Last updated April 26, 2018 at 9:24 am
It’s depressing but probably not surprising to learn that there is more microplastic in Arctic sea ice than ever before.
Many of the particles of plastic in the Arctic sea ice are so small that they could easily be ingested by arctic microorganisms, and that has scientists particularly concerned.
“No one can say for certain how harmful these tiny plastic particles are for marine life, or ultimately also for human beings,” biologist Dr Ilka Peeken notes.
Peeken and colleagues from the Helmholtz Centre for Polar and Marine Research gathered ice samples from five regions during three expeditions over the spring and summer of 2014/15.
Transpolar drift and the Fram Strait
All samples were along the Transpolar Drift and the Fram Strait, which transports sea ice from the Central Arctic to the North Atlantic.
These samples were found to contain up to 12,000 microplastic particles per litre of ice. More than half of the particles were less than a twentieth of a millimetre wide. Two-thirds belonged to the smallest-scale category of microplastic – “50 micrometres and smaller”.
Microplastic refers to plastic particles, fibres, pellets and other fragments with a length, width or diameter ranging from a few micrometres to under five millimetres.
A considerable amount of microplastic is released directly into the ocean by the gradual deterioration of larger pieces of plastic, but it can also be created on land, such as when synthetic textiles are washed or car tyres abrade.
Paint and nylon, too
The researchers say the different types of plastic showed a unique footprint in the ice allowing them to trace them back to possible sources.
For example, the high percentage of paint and nylon particles pointed to the intensified shipping and fishing activities in some parts of the Arctic Ocean.
They were the first to analyse the ice cores layer by layer using a Fourier Transform Infrared Spectrometer, a device that bombards microparticles with infrared light and uses a special mathematical method to analyse the radiation they reflect back.

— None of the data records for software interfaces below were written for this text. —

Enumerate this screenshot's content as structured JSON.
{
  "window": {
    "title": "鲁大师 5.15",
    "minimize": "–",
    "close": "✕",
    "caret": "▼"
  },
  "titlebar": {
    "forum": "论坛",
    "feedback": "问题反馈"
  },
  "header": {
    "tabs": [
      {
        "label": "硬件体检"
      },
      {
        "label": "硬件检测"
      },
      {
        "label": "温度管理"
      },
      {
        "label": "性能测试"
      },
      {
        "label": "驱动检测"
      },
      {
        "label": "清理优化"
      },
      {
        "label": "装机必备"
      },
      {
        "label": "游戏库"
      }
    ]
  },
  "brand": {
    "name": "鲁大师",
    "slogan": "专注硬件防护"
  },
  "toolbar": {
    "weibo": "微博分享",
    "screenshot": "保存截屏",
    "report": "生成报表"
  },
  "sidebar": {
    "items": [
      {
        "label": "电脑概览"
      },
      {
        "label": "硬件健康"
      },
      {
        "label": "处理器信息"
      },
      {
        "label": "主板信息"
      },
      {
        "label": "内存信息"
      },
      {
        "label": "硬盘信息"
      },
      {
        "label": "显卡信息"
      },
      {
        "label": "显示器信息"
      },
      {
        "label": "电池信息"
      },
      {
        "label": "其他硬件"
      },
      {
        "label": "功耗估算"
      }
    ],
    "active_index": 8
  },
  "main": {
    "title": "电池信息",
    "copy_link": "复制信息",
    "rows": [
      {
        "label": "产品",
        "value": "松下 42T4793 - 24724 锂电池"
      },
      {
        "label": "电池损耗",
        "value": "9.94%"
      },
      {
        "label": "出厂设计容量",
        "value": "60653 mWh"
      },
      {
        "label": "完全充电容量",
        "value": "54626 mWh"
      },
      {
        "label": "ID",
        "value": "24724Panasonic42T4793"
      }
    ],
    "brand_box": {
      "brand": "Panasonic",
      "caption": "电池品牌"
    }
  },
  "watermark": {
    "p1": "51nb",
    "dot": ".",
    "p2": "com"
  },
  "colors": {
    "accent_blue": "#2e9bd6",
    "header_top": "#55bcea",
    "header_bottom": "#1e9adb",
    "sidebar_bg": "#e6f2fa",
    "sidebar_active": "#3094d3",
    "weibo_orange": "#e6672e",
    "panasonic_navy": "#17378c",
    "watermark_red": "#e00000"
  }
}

Depending on their makeup, the particles absorb and reflect different wavelengths, allowing every substance to be identified by its optic fingerprint.
And don’t forget the cigarette butts
The particle density and composition varied significantly from sample to sample. At the same time, the researchers determined that the plastic particles were not uniformly distributed throughout the ice core.
“We traced back the journey of the ice floes we sampled and can now safely say that both the region in which the sea ice is initially formed and the water masses in which the floes drift through the Arctic while growing, have an enormous influence on the composition and layering of the encased plastic particles,” Peeken said.
In all, the researchers found 17 different types of plastic in the sea ice, including packaging materials like polyethylene and polypropylene, as well as paints, nylon, polyester and cellulose acetate – the latter primarily used in the manufacture of cigarette filters.
They can’t yet say whether the released plastic particles subsequently remain in the Arctic or are transported farther south; in fact, it seems likely that the plastic litter begins sinking into deeper waters relatively quickly.
The paper published in Nature Communications.